The NBA has a heavily promoted community-service arm called “NBA Cares.” But what do they really care about? They’re touting the Sacramento Kings arena plan because it will be the first cash-free facility. That’s the future the NBA wants to see, one in which everyone has a smartphone, meaning everyone is at least middle-class. The NBA cares about the less fortunate in front of cameras, but how about pricing them out of attending a game?
The gold standard in NBA arenas is currently the Barclays Center, home of the Brooklyn Nets. I watched the Bucks beat the Nets at the Barclays after it opened in 2012. I was impressed, not only by the Bucks performance, but also by the facility. (There were even some Hasidic Jews in the house rocking Bucks jerseys!) The main draw was the delicious food and the fact that they hired a talented hip-hop DJ, J-Period, to craft a unique soundtrack to each game. The arena itself is cool to look at, but I don’t think it was worth displacing some Brooklyn residents and jacking up admissions.

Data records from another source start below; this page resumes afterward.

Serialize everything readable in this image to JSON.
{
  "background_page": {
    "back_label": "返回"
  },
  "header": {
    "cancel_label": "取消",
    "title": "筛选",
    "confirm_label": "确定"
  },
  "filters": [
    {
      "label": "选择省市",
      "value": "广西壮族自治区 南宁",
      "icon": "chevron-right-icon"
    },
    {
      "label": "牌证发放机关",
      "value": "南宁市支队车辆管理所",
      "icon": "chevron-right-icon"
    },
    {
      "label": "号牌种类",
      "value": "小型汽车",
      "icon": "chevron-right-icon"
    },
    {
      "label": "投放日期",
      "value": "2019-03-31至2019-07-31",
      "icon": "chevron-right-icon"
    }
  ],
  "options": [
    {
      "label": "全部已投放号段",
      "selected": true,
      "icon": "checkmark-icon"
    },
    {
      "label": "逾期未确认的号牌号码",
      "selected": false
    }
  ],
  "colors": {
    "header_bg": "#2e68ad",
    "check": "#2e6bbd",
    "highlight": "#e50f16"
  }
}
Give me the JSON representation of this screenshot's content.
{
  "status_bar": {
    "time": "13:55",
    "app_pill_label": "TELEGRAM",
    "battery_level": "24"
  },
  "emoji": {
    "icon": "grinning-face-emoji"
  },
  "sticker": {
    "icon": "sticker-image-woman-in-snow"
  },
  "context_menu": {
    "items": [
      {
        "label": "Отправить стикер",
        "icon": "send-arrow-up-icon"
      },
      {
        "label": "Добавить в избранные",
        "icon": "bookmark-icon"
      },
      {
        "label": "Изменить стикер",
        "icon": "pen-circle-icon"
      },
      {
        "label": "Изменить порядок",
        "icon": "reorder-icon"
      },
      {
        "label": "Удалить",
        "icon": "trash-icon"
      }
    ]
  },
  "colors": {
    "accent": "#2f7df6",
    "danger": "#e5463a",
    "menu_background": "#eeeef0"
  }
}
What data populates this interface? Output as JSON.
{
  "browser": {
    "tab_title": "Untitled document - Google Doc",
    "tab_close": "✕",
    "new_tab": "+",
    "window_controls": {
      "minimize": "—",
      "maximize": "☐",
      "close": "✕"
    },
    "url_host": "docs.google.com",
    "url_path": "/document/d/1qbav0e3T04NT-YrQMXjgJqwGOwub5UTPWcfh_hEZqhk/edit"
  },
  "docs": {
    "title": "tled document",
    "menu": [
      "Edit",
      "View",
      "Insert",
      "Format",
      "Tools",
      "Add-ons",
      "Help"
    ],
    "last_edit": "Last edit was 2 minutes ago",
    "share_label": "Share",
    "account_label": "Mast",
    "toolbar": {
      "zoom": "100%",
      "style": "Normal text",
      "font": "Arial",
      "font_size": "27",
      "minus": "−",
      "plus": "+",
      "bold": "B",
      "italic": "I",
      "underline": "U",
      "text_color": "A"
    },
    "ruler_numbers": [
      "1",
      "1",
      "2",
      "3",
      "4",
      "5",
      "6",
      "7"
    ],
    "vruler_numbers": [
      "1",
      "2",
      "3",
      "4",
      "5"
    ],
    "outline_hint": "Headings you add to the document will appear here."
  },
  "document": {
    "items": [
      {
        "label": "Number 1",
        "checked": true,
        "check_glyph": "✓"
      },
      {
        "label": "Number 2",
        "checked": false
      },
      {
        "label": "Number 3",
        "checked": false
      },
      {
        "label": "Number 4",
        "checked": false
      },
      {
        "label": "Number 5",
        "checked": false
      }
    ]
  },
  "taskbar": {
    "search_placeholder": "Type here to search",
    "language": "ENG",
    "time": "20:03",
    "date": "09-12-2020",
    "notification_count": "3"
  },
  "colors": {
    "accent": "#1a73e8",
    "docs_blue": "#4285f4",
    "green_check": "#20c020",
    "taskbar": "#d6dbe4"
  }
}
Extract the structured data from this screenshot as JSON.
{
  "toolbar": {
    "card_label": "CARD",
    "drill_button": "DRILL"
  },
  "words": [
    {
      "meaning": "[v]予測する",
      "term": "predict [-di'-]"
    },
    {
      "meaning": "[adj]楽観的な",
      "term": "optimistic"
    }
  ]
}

To the Grantland writer who called Milwaukee “perhaps the most comfortingly bland bit of America the NBA has to offer these days,” screw off. Take a look at San Antonio, Sacramento, Oklahoma City, Phoenix or Salt Lake City. (Milwaukee musicians are repping hard right now at SXSW. I wonder how the Oklahoma City delegation is doing?)
The NBA should still be ashamed of itself for letting some rich douche from Oklahoma City move the Seattle SuperSonics franchise. Instead, they’re ready to put the Bucks on the chopping block for some new billionaires in Seattle to make amends for their sins. Not even Bieber would stoop that low.
Personally, I think an ownership group of individuals and/or corporations — aka the people who will profit from the teams that will play in the new arena — should fully fund the project. I love the Bucks with all my heart, but if it means spending hundreds of millions of taxpayer dollars to keep them in Milwaukee, sadly, I’d rather see them leave.
Our city doesn’t even have dedicated funding for public transportation. Our budgets for public health and education are dismal. I firmly believe a Packers-style community-owned shareholder model would be the ideal situation for the Bucks moving forward, but I’m sure Adam Silver would dismiss such an arrangement as “too awkward for the rest of the league.”
Support your community, not just the big corporate concerts that come to town and your professional sports teams, but more importantly, the amateur athletes, the struggling artists and the small businesses.
And remember this: the next time a band you like comes to town you can either sit at home, listen to their album and turn it up so loud the digital clap almost sounds real. Or you can join other human beings and bring that clap to life.